Mqtt subscribe.simple in BGE

Hi guys. I try to subscribe to topic and get one value from it but i suppose that subscribe.simple don’t want work with me. I wanna do this in really simple way. Can anybody help me if I maybe do something wrong in my script or do you know any ideas how to change subsribe.simple in something working?

from paho.mqtt import subscribe
import json
from bge import logic
import stay
import go

owner = logic.getCurrentController().owner

def get_measurement():
    message = subscribe.simple('measurements', hostname="IP", port=PORT)
    data = json.loads(message.payload)
    measurement = int(data["value"])
    return measurement

def stay_or_go():
    Xspeed, Yspeed, Zspeed = owner.getLinearVelocity(True)
    if Zspeed == 0:
        if get_measurement() == 0:
            stay()
        if get_measurement() > 0:
            go()

if __name__ == "__main__":
    stay_or_go()

I can’t help you with this, no clue what paho does/is, but do have a suggestion.

in module or rather function mode (def) you should always include the owner in it.

so this:

should be inside the function. And at the same time you can let the function create the controller, so you get:

def stay_or_go(cont):
    owner = cont.owner
    Xspeed, Yspeed, Zspeed = owner.getLinearVelocity(True)
    if Zspeed == 0:
        if get_measurement() == 0:
            stay()
        if get_measurement() > 0:
            go()

Everything outside of functions wil only be run once, and only when the script is called for the first time. this in turn will block the usage of this script on multiple objects, if you include it, every object running the script get’s his own ‘id’.

What does the stack trace say?

Also, this isn’t a BGE question, this is a paho.mqtt question. Might get a better response from whoever maintains that package.

subscribe.simple('measurements', hostname="IP", port=PORT)

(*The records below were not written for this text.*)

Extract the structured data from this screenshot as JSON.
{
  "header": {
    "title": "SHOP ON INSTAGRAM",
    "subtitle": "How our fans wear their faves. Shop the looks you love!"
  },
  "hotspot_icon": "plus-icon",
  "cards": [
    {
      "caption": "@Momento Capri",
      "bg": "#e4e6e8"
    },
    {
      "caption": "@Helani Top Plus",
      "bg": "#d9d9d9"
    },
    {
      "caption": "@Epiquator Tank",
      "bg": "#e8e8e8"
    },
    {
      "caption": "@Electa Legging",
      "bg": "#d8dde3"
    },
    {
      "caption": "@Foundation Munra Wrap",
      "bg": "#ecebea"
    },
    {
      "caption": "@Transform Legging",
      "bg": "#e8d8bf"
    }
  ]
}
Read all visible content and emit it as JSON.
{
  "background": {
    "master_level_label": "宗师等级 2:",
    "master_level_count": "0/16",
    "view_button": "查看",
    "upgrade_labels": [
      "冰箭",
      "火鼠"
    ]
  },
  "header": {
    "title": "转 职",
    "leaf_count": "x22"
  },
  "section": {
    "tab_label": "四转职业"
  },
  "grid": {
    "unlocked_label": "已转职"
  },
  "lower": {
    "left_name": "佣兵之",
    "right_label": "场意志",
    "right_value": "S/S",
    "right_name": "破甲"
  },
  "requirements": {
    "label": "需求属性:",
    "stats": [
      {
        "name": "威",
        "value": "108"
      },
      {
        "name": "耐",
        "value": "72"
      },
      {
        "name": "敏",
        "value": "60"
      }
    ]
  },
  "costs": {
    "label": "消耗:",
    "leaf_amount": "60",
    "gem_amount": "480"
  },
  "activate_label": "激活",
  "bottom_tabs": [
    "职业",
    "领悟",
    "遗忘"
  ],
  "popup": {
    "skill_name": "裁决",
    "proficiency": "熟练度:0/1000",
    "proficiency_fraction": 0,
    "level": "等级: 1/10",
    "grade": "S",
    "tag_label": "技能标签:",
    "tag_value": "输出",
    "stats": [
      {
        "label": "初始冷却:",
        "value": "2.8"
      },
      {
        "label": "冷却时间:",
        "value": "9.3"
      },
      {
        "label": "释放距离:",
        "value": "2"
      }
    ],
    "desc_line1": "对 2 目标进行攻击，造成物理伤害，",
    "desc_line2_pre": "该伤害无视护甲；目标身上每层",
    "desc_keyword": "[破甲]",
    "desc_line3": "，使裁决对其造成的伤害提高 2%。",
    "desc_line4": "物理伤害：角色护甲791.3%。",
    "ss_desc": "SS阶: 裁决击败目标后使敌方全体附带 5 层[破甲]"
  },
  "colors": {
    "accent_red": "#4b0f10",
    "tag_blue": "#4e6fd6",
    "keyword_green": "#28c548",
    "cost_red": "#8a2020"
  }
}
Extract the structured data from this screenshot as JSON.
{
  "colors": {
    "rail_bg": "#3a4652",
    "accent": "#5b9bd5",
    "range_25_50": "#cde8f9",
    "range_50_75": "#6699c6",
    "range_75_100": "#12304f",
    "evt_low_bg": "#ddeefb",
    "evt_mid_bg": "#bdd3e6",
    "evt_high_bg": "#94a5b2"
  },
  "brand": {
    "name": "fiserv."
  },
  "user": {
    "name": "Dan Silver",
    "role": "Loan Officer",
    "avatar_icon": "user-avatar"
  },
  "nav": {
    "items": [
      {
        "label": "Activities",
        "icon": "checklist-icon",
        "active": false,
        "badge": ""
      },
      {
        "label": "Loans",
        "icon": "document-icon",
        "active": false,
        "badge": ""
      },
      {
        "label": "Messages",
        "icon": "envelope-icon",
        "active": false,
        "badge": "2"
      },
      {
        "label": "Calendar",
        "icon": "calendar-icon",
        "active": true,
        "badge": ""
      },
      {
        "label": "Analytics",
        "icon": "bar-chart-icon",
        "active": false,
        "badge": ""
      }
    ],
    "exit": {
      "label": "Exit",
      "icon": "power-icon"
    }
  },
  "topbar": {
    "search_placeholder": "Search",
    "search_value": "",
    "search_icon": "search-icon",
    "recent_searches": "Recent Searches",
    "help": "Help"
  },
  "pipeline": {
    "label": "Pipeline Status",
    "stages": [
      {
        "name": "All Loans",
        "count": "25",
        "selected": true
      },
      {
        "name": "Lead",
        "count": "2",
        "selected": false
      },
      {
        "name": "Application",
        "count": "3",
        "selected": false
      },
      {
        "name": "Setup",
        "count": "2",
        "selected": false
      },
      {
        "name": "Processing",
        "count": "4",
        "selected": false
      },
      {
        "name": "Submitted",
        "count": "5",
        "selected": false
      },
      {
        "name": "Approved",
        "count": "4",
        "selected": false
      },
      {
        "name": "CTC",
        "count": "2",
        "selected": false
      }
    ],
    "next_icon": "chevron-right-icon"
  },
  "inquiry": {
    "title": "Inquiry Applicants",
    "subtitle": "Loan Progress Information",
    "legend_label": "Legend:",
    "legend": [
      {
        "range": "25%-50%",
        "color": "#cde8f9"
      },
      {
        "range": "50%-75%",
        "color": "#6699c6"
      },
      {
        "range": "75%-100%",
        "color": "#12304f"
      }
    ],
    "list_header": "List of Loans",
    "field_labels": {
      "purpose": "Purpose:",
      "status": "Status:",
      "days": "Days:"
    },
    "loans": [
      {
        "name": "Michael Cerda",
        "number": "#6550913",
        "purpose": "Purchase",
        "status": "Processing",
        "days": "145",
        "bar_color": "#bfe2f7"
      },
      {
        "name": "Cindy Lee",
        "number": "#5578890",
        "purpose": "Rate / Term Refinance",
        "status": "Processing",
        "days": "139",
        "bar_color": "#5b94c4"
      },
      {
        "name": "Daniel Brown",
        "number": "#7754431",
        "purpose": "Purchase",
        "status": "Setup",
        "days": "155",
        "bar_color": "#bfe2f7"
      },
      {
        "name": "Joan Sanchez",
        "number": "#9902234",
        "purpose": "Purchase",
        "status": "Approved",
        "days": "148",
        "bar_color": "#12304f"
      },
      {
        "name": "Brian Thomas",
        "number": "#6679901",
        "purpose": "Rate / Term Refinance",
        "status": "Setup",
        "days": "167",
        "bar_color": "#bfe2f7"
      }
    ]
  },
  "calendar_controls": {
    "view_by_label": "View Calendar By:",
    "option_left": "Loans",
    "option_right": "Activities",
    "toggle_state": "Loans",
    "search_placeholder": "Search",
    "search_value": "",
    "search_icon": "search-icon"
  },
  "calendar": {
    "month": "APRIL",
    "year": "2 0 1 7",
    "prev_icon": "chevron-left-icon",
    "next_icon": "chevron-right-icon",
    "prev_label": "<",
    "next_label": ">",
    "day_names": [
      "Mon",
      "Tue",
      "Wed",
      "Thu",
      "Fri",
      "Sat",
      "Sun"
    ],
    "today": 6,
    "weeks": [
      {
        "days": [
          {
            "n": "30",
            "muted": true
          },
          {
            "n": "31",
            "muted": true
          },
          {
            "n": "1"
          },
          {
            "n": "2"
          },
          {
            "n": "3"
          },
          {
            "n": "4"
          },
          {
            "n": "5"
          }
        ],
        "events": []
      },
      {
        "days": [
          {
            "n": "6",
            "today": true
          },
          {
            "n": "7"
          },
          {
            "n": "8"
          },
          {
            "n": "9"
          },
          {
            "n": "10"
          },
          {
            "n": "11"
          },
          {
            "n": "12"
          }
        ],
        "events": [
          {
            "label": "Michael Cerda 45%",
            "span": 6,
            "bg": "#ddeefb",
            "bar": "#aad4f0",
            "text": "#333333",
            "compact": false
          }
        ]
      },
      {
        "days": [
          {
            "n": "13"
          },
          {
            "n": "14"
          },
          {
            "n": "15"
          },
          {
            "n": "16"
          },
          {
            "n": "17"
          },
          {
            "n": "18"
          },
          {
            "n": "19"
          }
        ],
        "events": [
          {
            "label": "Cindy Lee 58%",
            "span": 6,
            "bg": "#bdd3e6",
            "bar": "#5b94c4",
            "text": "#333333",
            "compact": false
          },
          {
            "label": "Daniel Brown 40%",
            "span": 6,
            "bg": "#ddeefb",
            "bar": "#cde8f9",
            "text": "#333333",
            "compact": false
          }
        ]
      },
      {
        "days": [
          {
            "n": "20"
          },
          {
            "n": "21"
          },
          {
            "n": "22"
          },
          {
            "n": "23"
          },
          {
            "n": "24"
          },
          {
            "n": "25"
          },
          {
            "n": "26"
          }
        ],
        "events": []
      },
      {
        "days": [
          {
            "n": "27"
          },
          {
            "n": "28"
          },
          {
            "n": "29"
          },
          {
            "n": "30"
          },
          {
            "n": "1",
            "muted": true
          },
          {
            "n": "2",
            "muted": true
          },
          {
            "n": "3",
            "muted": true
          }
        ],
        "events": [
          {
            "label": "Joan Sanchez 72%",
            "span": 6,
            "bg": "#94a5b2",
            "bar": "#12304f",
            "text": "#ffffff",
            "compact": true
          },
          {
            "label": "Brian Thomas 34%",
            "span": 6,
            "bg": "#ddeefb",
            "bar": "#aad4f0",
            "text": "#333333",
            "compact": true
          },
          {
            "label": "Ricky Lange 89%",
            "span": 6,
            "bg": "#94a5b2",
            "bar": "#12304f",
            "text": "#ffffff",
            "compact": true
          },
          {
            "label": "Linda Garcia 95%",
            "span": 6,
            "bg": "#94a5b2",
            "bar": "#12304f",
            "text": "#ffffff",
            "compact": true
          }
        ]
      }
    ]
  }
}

"IP" is an invalid hostname and PORT is not defined.

Hostname is meant to be either an actual IP or some network name that can be resolved.

Port is supposed to be the TCP or UDP port of the server you wish to subscribe to.

Also, the following code looks very odd to me:

import stay
import go

# [...]

        if get_measurement() == 0:
            stay()
        if get_measurement() > 0:
            go()

import statements usually return Module instances, which are not callable.

I’d go one further than “odd” and call that a bug that will annoy for possibly weeks until it’s finally noticed that half the measurements are not recorded.

        measurement = get_measurement()
        if measurement == 0:
            stay()
        elif measurement > 0:
            go()

I just had a look at the documentation for this thing. It’s a full networking library.
http://www.eclipse.org/paho/clients/python/docs/
There is no way random syntax/logic questions here are going to help teach OP how to do networking in Python.

For starters, there isn’t a defined a callback, but there are multiple subscriptions to messages.

I’d recommend learning how to use this library properly outside of BGE first, then we can help you with how to add your networking code to BGE without freezing up the interface and crashing the program.

Thank you! :slight_smile: I will add it :slight_smile:

Stack trace don’t give me any error, it just don’t get any value from mqtt subscribe. But when I run it from e.g. terminal using python outside blender i have this value :slight_smile: seems to me like in blender we can not use subscribe.simple but maybe im wrong…

@WKnight02 I can not share real value of IP and PORT :slight_smile: thats why it looks like that… :slight_smile: in blender i have real value :slight_smile:

This 2 imports: stay and go this is my python files from the same projects and it should work :wink: for other things it works for me :slight_smile:

@TheDave hehe thx but im pretty sure that i can use paho.mqtt outside blender quit good :wink:

K, so I get that you edited the file before posting it here.

Well, if it works outside of Blender and when in Blender it doesn’t work then you should put print statement in places where you expect the code to go. Cheap debugging.

On the other hand, @Cotaks explained something that I did not see in your code.

The syntax you used:

if __name__ == '__main__':
    # meh

Works well when running scripts using a Python interpreter indeed.

But when working with BGE, you might want to do like Cotaks said and have some Python Controller Function:

def pycontroller_entrypoint(controller):
    owner = controller.owner
    # do stuff

Then in order to trigger it in Blender, you need to setup a Python Controller in module mode, and point to your function like python_module.pycontroller_entrypoint.

Understand that at this point, the function is handling the logic of the BGE controller, so to do anything, you need to correctly setup your sensors.

The function you’re calling is blocking, so you should notice significant framerate issues while running it. Is the BGE entirely locked up when you run it? If you don’t notice any frame rate issues, then could Zspeed never be equal to 0, thus never running the code? Keep in mind that 0.00000203 is not equal to 0.

There are very few practical differences between running code in BGE vs in the terminal.

^ this. So much this. Can’t count how many times this has pointed out a logic flaw that I never expected.